Impacting Women's Health Education Through an Innovative Sustainable Model in sub-Saharan Africa [5H]

    loading  Checking for direct PDF access through Ovid

Abstract

INTRODUCTION:

Sub-Saharan Africa (SSA) has some of the highest rates of maternal morbidity and mortality and the greatest shortages of healthcare workers. To mitigate this problem the Global Health Service Partnership (GHSP; Seed Global Health/Peace Corps) places US physicians and nurses as volunteer faculty in SSA medical and nursing institutions. The purpose of this study was to analyze program impact.

METHODS:

Between July 2013 and June 2015, 8 Ob/gyn and midwifery volunteers submitted reports on hours, students and courses taught. Institutional leadership, faculty, and students were also interviewed as part of the qualitative assessment.

RESULTS:

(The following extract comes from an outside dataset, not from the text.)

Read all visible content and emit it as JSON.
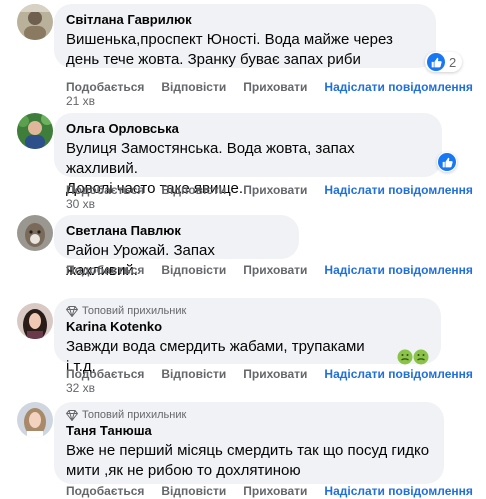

To date, the 8 Ob/Gyn and midwifery volunteers, placed at 5 SSA partner institutions, logged 9,750 service-hours, taught 39 women's health courses and trainings, and reached 1,500 students, faculty, and clinical staff members. Volunteers took on secondary projects, such as developing an OB H&P admission form, updating clinical guidelines, providing ultrasound training, and building a maternal education center. Stakeholder interviews revealed that the work of volunteers significantly impacted students, citing improvement in educational quality and clinical supervision. Impact on faculty included workload reduction, introduction of new methodologies, and modeling professional behavior.

CONCLUSION:

SSA has high unmet women's healthcare needs and its medical institutions have high unmet academic needs; GHSP volunteers are having a positive impact on Ob/Gyn clinical care and education. This model of sustainable aid in the form of building up human resources for health has the ability to create great short and long-term impact.

Related Topics

    loading  Loading Related Articles